In an imaginative story the reader follows Max and the crew where they explore two of Jupiter’s moons, Io and Europa.  They can’t land on Jupiter itself because it doesn’t have a solid surface and the winds are too terrible.  However, they dropped a probe on the planet which sent pictures and data back to Earth.   On their trip home they passed close to Ganymede, Jupiter’s largest moon. 

Not only was lots of scientific information tucked seamlessly throughout the story, but generous
sidebars on each page presented even more.  Your space-geek heart will be totally satisfied in reading this book!  Rest assured they’re all accurate facts.  Authors Jeffrey Bennett and Erica Ellingson are astrophysicists while Nick Schneider is a planetary scientist.  They give information about how you can best view Jupiter for yourself.  They also have a page of notes for parents and teachers.

Space artist, Michael Carroll, created beautiful paintings for this book.  The gray-tone end pages make you feel like you are right there with Max as he romps across the surface of Io.  There is also a photo of Galileo’s notebook entry of 1610 about the four “stars” he had discovered near Jupiter.  Later he figured out these were moons of the planet.  Another photo is of the planet Jupiter taken from the Cassini spacecraft.

A wide range of ages will enjoy this book.  If you’d like to win a copy of this fascinating book, leave a comment telling who you’d like to share it with.

Wednesday, September 5, 2018

Home and a Give-Away



Home, by Adam Leitman Bailey, is the story of a young boy who lives in a very small apartment in a very large city. Looking out his window causes him to wonder if there were better places to live.  This starts his adventure of homes.  From a mansion to an igloo to a farm to a mobile home and even a bird’s nest containing two eggs, the boy looks at what it was like to live there.  His journey leads him to the conclusion his own home with him with his own family is the best place to live.




Lovely pastel-toned drawings support this sweet story well.  Sentence length may be a little daunting for beginning readers, so they may need a little support to read it alone.  Home makes a nice read-aloud. 

Bailey’s inspiration for this story was his young sons.  Proceeds from Home go to Building Foundations andDreams, the author’s non-profit with the mission of assisting students of all ages in pursuing their professional and personal dreams. The illustrator generously donated the drawings and chose to remain anonymous.
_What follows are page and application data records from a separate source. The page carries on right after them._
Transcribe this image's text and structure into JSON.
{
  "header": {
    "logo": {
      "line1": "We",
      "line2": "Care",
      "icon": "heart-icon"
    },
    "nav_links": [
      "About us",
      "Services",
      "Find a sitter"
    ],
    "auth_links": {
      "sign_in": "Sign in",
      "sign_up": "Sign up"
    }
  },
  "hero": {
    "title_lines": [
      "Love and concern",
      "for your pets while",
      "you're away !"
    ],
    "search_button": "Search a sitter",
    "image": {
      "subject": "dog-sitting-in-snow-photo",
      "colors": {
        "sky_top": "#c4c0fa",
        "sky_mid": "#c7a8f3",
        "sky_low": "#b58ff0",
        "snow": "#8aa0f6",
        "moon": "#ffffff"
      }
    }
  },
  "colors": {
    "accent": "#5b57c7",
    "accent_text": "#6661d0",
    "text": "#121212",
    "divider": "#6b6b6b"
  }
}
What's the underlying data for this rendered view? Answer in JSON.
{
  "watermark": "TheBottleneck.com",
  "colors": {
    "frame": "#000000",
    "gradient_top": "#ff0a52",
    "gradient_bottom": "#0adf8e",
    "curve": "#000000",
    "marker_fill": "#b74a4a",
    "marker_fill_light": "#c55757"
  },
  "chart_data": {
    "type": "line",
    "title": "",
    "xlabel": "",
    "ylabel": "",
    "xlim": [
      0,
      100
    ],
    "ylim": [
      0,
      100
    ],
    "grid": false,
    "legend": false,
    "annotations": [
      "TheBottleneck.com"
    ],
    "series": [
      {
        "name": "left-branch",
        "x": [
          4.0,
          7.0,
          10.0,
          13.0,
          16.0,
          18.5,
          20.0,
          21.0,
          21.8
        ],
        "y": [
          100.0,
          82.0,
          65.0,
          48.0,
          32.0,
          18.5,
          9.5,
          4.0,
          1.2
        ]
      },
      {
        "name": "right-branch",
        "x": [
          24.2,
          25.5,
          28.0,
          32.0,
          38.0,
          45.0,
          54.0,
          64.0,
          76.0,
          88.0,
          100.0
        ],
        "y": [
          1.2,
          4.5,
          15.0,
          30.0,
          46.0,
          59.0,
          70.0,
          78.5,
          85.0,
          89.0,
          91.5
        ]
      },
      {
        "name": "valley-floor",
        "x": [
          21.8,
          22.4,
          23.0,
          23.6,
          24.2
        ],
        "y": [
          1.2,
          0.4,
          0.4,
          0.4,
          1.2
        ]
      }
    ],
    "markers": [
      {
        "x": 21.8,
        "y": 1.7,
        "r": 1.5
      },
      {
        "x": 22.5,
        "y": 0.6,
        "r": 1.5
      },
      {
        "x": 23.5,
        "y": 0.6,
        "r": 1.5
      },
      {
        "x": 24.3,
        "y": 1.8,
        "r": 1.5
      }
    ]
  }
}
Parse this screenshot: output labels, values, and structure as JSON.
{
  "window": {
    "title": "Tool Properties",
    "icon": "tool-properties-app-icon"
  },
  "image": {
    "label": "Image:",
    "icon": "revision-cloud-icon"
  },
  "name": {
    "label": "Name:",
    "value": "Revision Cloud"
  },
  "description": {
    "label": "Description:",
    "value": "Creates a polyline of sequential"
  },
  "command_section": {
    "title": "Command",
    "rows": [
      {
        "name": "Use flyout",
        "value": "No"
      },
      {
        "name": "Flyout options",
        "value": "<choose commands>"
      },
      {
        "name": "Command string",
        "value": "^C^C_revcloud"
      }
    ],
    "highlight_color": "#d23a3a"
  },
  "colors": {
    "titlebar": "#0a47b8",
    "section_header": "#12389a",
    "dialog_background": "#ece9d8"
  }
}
If you'd like to WIN a copy of this book, follow my blog and leave a comment below about who you'd like to read this book to.